The Roy family and the board of directors arrive in Hungary and make their way to the retreat in a convoy of late-model Land Rover SUVs. On the way to the boar hunting expedition, Logan Roy learns that someone has talked to a biographer, and this pains him like an abscessed tooth. He has people in his inner circle plotting behind his back and who are afraid to take risks when asked. He says whoever talked is a fucking dead man and in-law Tom finds out quickly that Cousin Greg is that dead man. The actual hunt is a staged farce, with the wild board being released by Hungarian game wardens to be shot at from elevated positions by the Roy entourage. The actual hunt does not begin until after this outing.

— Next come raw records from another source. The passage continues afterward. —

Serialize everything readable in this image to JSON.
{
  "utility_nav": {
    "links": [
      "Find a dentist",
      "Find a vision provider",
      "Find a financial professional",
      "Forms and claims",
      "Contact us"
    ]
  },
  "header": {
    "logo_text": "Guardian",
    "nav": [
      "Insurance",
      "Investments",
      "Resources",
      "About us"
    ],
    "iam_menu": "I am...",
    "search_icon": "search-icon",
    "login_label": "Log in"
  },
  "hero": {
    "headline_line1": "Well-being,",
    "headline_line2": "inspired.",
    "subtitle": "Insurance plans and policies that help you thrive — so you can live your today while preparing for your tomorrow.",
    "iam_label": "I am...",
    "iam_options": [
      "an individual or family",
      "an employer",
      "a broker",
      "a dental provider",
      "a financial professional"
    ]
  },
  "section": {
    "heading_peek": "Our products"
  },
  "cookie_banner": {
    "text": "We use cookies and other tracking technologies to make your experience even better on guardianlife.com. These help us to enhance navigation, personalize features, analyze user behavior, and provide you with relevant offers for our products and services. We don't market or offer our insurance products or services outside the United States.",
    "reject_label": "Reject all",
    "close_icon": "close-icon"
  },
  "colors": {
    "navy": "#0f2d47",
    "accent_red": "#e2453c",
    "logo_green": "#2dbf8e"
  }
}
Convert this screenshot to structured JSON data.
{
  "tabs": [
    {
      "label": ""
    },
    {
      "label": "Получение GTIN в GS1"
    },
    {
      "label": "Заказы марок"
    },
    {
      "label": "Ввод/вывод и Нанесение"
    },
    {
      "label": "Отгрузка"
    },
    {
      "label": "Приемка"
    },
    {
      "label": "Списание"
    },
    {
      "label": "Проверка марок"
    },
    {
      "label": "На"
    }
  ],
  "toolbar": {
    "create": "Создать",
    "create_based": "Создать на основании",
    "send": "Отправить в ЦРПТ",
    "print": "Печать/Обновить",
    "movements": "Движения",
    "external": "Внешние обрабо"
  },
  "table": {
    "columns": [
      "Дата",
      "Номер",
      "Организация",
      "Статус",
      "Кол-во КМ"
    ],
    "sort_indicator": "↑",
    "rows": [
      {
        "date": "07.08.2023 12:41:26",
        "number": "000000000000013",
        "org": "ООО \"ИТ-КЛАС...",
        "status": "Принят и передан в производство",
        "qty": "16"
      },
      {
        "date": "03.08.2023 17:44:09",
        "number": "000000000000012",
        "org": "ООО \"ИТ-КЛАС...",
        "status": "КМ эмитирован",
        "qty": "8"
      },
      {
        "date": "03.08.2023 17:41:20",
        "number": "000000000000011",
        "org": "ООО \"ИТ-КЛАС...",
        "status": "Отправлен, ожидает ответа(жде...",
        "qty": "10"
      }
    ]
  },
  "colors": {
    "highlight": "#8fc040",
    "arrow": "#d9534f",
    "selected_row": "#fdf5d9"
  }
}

We now come to why this episode is entitled “Hunting.” At dinner, Logan Roy orders that everyone places their cell phones and other electronic devices on the table to be sifted through by his IT department. He wants to sniff out the rat. Tom could have easily thrown Greg’s carcass on a platter to his father-in-law. However, Tom so humiliated during the interrogation that he spares Greg the pain, albeit both men, along with several others are forced to walk on their knees while oinking like pigs. The rat is not snuffed out, but Roy has made it clear that he will not be crossed and everyone is going to go balls-to-the-wall to snag Pierce Media.
In a less intense but nevertheless scandalous moment, Shiv commits adultery in a Manhattan high-rise with a mid-level actor, while her husband is being berated in Europe. This is a brief scene, but it does not feel tacked on. It adds to Tom’s reasons to be insecure, although he has no idea of the encounter. Shiv married Tom because she knows that he loves her, and although the love is questionably unrequited, it is one of the few genuine aspects of her life. The only genuine overall aspect of the Roy family is their love to never be second to anyone.
I have provided nearly a thousand words to present my analysis of this magnificent episode. Yet, there is so much that I left out. Watch HBO’s Succession, it is worth your time and attention.
Travlis is a government contractor, Naval reservist, and aficionado of film, premium television, and literature. A viewer of HBO for nearly three decades, Travlis just completed the first draft an outline and script for a documentary titled "On a Dark and Stormy Night". The intentionally cliché’ title serves as a double entendre’. For Home Box Office aired its first wave of programming on November 8, 1972, during a thunderstorm, and the premium cable giant‘s nearly five decade run of quality programming is anything but cliché’.